When I brought Sky home from the farm in North Carolina where she was born, I began immediately to prepare her for her future work as a service dog.  Well, in fact, I began before I brought her home.  I began on the plane.  I had arranged to fly her as a service dog in training since the moment she was mine, that’s what she was.  As such, though I had a Sherpa bag, I was able to keep her out with me except for take-off and landing.  At 8 weeks of age, I began to show Sky that her job was to be with me, knowing that as she matured, became more observant and as I gave her reinforcement when she got even a small step right, she would figure out what the job was.

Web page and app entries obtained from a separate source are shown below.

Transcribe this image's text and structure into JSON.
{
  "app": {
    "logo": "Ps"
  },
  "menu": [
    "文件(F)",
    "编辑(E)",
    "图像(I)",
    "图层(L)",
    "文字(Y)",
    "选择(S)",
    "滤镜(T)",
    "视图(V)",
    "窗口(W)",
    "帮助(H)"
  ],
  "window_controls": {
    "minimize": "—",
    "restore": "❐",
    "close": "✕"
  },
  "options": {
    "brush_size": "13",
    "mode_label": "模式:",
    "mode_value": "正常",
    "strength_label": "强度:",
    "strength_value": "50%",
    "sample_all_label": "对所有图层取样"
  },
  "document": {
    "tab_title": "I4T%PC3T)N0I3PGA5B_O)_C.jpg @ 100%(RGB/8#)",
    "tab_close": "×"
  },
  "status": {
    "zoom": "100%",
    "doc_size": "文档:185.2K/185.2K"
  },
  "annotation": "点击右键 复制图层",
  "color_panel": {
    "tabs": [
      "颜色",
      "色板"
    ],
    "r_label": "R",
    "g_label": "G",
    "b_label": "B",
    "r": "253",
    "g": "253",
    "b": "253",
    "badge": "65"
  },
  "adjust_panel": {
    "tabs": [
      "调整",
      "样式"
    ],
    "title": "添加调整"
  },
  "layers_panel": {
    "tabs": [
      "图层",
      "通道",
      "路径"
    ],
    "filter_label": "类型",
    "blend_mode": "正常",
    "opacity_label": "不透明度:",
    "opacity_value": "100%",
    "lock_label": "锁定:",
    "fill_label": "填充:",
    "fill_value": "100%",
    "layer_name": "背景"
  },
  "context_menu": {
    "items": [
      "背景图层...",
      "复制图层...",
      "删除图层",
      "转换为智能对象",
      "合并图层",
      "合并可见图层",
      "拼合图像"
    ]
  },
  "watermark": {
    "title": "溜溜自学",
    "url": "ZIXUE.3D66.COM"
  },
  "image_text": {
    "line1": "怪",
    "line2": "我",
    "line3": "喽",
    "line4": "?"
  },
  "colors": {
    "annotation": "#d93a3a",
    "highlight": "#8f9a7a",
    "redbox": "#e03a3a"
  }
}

When training complex behaviors, when training any kind of behaviors, it is important for the trainer to have several things in mind.  You must know where it is you are heading.  In other words, you must know the goal, what you want the dog to do eventually.  And certainly, you must not do things early on that will impede that goal later on.  If, for example, you do not want your Saint Bernard to loll and drool on your couch when he weights only-god-knows how many pounds as an adult, you must not let him up on the couch when he is a youngster.  Next you need to be able to break down the behavior into steps, steps your dog can comprehend and learn, and to teach those steps methodically, one at a time, stringing them together as is appropriate.  Thus the trick “Say Your Prayers” would start with “Paws Up” and only later on, would your dog do Paws Up while seated and then eventually would dip his head between his paws as if in prayer.  In addition, the trainer must understand how the dog interprets each step in his training.  This is not so urgent when teaching a trick, other than that the mood be jolly and the dog be jolly as well.  But for the service dog, this is crucial.

I have been told many times by people in need of a service dog that they had a dog they wanted to train, that the dog was one or two or even three, and that they went to work or on a business trip or out to dinner and left the dog at home.  How does the dog interpret this?  He thinks, “I am not needed.”  It is by being with his person 24/7 with as few exceptions as possible that a dog comes to see his work, that he takes on the responsibility being offered and that he takes joy in learning his job and in doing it well.

Everything you do is analyzed by your dog.  Ah, he thinks, he told me not to go on the couch, but he doesn’t seem to pay attention when I do.  Oh, he thinks, when she says sit, she means sit.  And so on.  Little things, big things, your dog is always getting the message, even if the message your are giving is not a conscious one, or even if the message is far from what you think it is.  Let your  dog take your favorite spot, get aggressive over a toy with no consequences, disobey your commands, protect his dinner, not come when called unless he feel like it, he’s got the message even if you don’t.  Show your dog appreciation for cheerful obedience when it’s called for, for the comfort of his body next to yours when you are in pain, for blocking a toddler from a fall, for cheering up a sad friend, for sharing toys with equanimity, for moving over when you want to sit near the lamp, he’ll get those messages, too.

He’s not just a wagging tail, a fetching machine, a kissing fool.  There is nothing, absolutely nothing, more important to him than to figure out what’s what in his own world, this philosopher, this interpreter of all he sees, this thinking being.